Dataset rows describing interfaces
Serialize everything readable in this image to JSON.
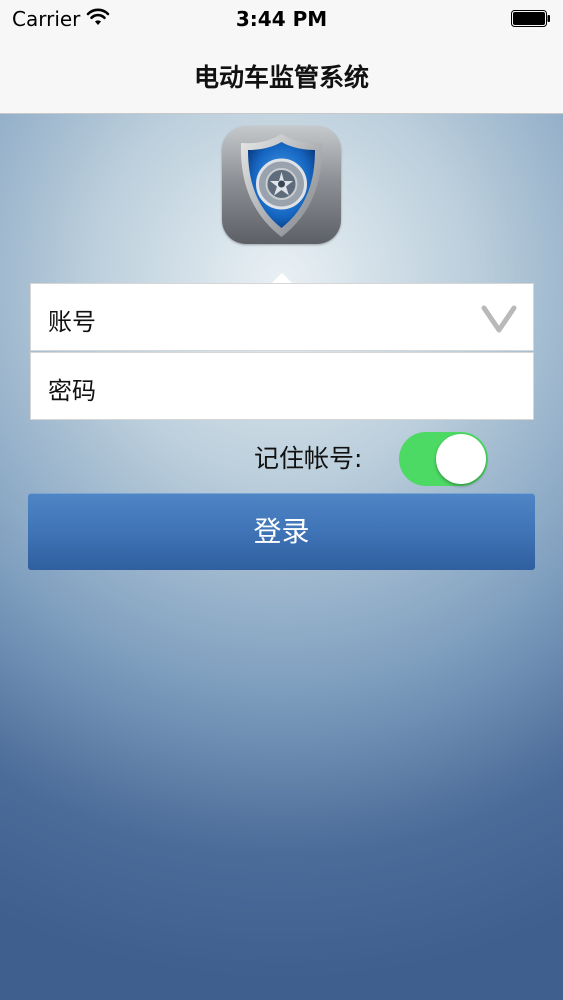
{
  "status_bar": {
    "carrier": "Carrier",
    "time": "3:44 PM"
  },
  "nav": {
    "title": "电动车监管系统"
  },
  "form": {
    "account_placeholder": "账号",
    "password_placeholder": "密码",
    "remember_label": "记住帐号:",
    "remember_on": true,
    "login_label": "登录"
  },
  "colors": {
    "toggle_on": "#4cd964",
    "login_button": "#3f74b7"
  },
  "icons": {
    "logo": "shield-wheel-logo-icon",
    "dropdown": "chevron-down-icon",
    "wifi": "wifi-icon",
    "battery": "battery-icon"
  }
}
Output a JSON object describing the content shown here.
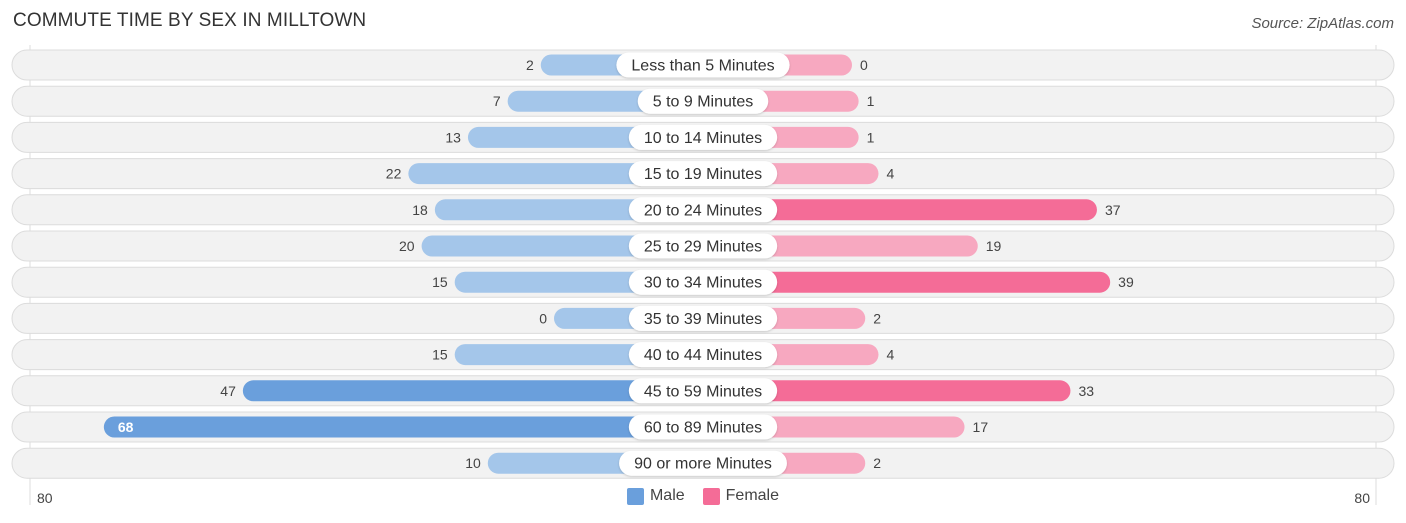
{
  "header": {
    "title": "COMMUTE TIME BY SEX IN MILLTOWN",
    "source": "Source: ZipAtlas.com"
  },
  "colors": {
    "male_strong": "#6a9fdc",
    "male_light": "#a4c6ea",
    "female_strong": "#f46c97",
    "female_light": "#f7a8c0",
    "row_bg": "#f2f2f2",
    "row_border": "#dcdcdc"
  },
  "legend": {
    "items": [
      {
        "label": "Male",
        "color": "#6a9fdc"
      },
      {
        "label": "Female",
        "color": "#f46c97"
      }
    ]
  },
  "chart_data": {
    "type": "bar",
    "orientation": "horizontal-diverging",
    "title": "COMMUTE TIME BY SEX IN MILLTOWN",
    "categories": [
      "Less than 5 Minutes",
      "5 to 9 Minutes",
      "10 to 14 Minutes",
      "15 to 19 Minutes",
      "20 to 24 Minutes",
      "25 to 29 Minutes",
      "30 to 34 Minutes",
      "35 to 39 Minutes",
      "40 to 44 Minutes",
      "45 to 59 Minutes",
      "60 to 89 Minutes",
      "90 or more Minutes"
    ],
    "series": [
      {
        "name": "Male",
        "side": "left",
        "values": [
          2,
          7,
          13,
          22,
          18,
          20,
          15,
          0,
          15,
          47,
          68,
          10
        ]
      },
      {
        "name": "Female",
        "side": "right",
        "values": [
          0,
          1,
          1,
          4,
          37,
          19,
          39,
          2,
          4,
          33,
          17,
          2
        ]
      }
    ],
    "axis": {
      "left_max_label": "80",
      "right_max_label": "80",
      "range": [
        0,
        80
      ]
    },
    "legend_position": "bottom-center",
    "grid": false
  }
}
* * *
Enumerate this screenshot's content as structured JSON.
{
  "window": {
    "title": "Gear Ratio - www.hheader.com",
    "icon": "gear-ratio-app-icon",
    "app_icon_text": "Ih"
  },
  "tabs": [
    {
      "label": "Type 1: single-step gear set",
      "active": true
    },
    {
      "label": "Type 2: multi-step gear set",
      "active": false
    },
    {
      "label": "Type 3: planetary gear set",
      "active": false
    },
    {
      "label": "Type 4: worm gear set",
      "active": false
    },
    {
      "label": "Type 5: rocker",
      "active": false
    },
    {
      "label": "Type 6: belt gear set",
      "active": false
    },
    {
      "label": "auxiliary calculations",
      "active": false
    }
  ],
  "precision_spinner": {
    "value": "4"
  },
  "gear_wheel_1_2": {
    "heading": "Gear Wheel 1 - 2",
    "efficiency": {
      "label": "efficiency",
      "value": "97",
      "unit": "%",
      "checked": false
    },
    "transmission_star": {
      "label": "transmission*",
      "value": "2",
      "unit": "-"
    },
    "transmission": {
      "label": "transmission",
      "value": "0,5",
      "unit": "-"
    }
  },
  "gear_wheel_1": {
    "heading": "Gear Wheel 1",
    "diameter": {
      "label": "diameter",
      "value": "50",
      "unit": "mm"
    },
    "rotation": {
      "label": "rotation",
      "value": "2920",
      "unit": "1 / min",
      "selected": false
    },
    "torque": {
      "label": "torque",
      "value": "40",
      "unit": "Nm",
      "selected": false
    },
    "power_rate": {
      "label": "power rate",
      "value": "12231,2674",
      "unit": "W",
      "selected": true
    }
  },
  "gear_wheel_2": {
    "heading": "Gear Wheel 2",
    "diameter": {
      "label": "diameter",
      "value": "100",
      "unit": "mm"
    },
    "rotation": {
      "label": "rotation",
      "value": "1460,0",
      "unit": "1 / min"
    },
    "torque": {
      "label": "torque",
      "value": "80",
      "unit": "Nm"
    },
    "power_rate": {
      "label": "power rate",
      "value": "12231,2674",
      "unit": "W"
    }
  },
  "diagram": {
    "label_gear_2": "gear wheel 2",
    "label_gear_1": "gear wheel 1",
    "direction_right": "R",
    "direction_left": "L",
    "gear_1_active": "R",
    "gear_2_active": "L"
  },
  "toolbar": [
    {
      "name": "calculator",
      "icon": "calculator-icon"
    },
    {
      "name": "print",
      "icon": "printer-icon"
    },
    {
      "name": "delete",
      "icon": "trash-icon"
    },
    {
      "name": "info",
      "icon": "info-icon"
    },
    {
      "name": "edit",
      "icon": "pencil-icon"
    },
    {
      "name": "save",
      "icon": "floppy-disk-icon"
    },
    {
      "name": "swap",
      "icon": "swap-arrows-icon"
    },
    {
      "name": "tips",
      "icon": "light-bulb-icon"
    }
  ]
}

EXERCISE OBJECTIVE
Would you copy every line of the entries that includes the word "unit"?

ANSWER TO THIS TASK
      "unit": "%",
      "unit": "-"
      "unit": "-"
      "unit": "mm"
      "unit": "1 / min",
      "unit": "Nm",
      "unit": "W",
      "unit": "mm"
      "unit": "1 / min"
      "unit": "Nm"
      "unit": "W"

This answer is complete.